Cai Shen's name is often invoked during the Chinese New Year celebrations. He is often depicted riding a black Tiger and holding a golden rod. He may also be depicted armed with any one of several iron weapons. During the two-week New Year celebration, incense is burned in Ts'ai Shen's temple (especially on the fifth day of the first lunar month), and friends joyously exchange the traditional New Year greeting “May you become rich” (“Kung hsi fa ts'ai”).
The Ming-dynasty novel Feng Shen Yen I relates that when a hermit, Chao Kung-ming, employed magic to support the collapsing Shang dynasty (12th century BC), Chiang Tzu-ya, a supporter of the subsequent Chou-dynasty clan, made a straw effigy of Chao and, after 20 days of incantations, shot an arrow made of peach-tree wood through the heart of the image. At that moment Chao became ill and died. Later, during a visit to the temple of Yüan Shih, Chiang was rebuked for causing the death of a virtuous man. He carried the corpse, as ordered, into the temple, apologized for his misdeed, extolled Chao's virtues, and in the name of that Taoist god canonized Chao as Ts'ai Shen, god of wealth, and proclaimed him president of the Ministry of Wealth. (Some accounts reverse the dynastic loyalties of Chao and Chiang.)

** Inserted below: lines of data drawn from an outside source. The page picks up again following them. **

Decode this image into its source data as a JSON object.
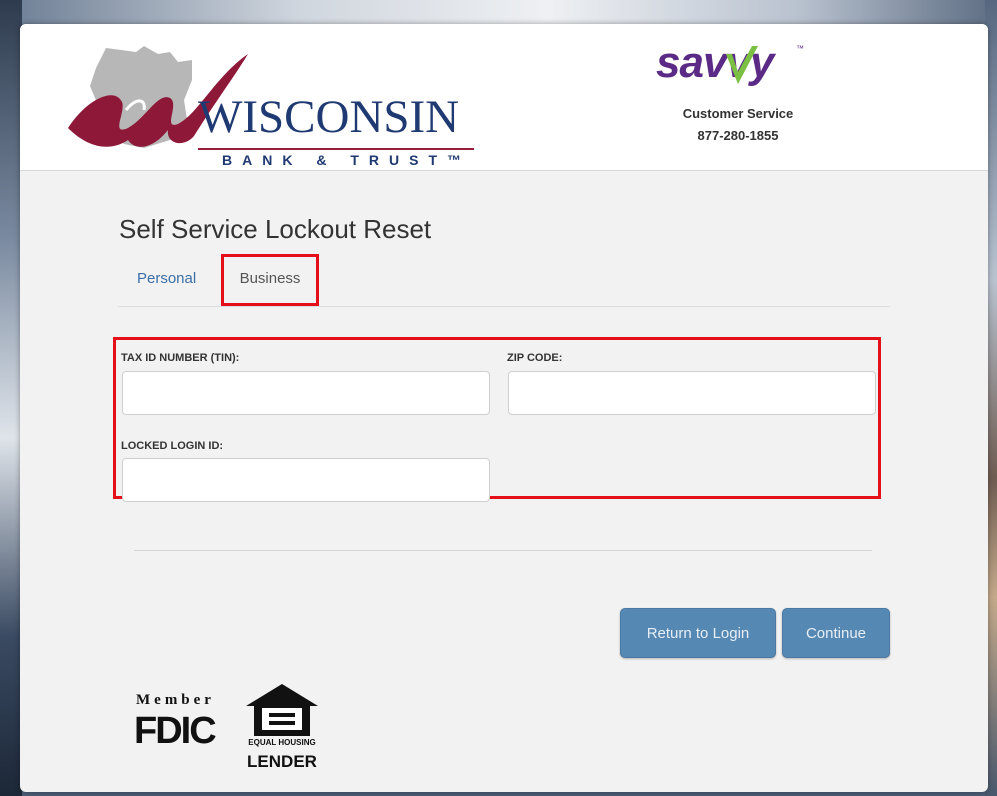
{
  "header": {
    "bank_name": "WISCONSIN",
    "bank_subtitle": "BANK & TRUST™",
    "savvy_logo": "savvy",
    "savvy_tm": "™",
    "customer_service_label": "Customer Service",
    "customer_service_phone": "877-280-1855"
  },
  "page": {
    "title": "Self Service Lockout Reset"
  },
  "tabs": [
    {
      "label": "Personal",
      "selected": false
    },
    {
      "label": "Business",
      "selected": true
    }
  ],
  "form": {
    "tin_label": "TAX ID NUMBER (TIN):",
    "tin_value": "",
    "zip_label": "ZIP CODE:",
    "zip_value": "",
    "login_label": "LOCKED LOGIN ID:",
    "login_value": ""
  },
  "buttons": {
    "return_label": "Return to Login",
    "continue_label": "Continue"
  },
  "footer": {
    "fdic_member": "Member",
    "fdic_word": "FDIC",
    "ehl_subtitle": "EQUAL HOUSING",
    "ehl_lender": "LENDER"
  },
  "colors": {
    "highlight_red": "#e3101a",
    "button_blue": "#5588b3",
    "brand_navy": "#1f3a73",
    "brand_maroon": "#9b1b3a",
    "savvy_purple": "#5b2a86",
    "savvy_green": "#7bc043"
  }
}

Another account identifies Ts'ai Shen as Pi Kan, put to death by order of Chou Hsin, last Shang emperor, who was enraged that a relative should criticize his dissolute life. Chou Hsin is said to have exclaimed that he now had a chance to verify the rumour that every sage has seven openings in his heart.
This is the end of my short series on the Chinese New Year or Spring Festival. When I return to this blog after a short New Year's break with my family, I shall return to the main focus of comparing Eastern Religions and Philosophies such as Buddhism, Taoism, Confucianism, and Hinduism to the Western Religions of Christianity, Judaism, Islam, and Zoroastrianism.